=== Task details ===
In the entries that follow, find every line containing "JSON" and copy it.

Material for this exercise section start

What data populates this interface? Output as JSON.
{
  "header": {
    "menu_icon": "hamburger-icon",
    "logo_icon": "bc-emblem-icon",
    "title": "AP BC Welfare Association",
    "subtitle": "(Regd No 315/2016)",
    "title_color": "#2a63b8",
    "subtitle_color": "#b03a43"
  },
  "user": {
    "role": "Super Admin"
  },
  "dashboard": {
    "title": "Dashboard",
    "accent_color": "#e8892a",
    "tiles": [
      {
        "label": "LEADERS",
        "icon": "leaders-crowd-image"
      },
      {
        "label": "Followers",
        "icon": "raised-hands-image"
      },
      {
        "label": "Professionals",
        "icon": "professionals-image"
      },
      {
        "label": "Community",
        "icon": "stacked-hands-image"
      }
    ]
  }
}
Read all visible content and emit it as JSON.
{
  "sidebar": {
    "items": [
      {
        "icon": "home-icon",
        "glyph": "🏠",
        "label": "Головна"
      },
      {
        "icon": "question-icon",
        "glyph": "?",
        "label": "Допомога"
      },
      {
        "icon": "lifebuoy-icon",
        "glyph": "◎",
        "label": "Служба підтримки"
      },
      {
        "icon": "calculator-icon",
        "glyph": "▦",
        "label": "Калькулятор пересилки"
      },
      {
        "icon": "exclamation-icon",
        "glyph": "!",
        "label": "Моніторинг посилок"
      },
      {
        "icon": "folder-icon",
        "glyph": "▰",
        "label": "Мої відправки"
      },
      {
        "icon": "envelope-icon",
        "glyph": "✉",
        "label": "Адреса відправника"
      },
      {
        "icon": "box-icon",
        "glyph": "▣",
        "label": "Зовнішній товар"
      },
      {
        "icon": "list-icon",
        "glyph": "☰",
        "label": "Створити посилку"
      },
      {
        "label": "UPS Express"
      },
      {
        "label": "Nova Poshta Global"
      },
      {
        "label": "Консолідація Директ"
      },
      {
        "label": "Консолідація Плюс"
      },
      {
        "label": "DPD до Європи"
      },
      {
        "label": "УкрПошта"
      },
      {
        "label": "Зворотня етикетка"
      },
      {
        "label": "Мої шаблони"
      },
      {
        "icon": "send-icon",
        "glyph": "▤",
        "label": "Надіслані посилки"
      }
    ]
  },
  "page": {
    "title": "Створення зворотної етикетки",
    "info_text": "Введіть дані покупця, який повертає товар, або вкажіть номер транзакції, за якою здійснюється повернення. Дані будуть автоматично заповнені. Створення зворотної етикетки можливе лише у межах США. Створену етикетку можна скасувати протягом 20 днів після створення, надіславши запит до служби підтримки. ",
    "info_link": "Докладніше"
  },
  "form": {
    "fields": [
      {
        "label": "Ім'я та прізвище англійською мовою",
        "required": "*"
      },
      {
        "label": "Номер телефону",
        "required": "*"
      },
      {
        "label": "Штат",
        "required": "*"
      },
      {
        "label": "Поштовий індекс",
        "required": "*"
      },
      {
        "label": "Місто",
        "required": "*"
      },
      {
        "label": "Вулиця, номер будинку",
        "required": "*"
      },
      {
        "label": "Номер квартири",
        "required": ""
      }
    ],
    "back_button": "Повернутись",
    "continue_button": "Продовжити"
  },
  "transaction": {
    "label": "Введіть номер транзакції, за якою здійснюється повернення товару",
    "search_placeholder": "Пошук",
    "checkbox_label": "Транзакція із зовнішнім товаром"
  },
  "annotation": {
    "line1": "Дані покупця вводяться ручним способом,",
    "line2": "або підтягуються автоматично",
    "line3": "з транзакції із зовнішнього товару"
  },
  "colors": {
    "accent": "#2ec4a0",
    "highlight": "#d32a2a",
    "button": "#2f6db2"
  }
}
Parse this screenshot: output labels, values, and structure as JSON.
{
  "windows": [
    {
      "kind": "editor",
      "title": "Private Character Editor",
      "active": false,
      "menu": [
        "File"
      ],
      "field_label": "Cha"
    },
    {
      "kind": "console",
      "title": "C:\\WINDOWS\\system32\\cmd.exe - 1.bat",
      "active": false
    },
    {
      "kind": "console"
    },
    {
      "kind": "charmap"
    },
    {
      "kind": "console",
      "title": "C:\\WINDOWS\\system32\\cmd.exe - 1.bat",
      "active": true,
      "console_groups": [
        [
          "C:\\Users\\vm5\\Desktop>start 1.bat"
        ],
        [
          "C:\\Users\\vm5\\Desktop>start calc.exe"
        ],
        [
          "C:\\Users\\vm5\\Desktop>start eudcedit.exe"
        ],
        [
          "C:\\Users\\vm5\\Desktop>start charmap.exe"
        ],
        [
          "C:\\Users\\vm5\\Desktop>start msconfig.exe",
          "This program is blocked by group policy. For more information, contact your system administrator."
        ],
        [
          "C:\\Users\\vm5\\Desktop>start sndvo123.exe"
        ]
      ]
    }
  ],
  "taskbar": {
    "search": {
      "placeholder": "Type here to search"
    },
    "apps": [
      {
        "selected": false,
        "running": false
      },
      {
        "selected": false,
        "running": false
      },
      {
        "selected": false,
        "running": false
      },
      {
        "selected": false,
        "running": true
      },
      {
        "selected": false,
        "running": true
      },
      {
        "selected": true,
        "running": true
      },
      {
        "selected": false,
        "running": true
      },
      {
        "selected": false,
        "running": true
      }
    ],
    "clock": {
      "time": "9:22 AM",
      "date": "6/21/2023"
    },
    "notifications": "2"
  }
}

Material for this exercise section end

=== Your solution ===
What data populates this interface? Output as JSON.
Read all visible content and emit it as JSON.
Parse this screenshot: output labels, values, and structure as JSON.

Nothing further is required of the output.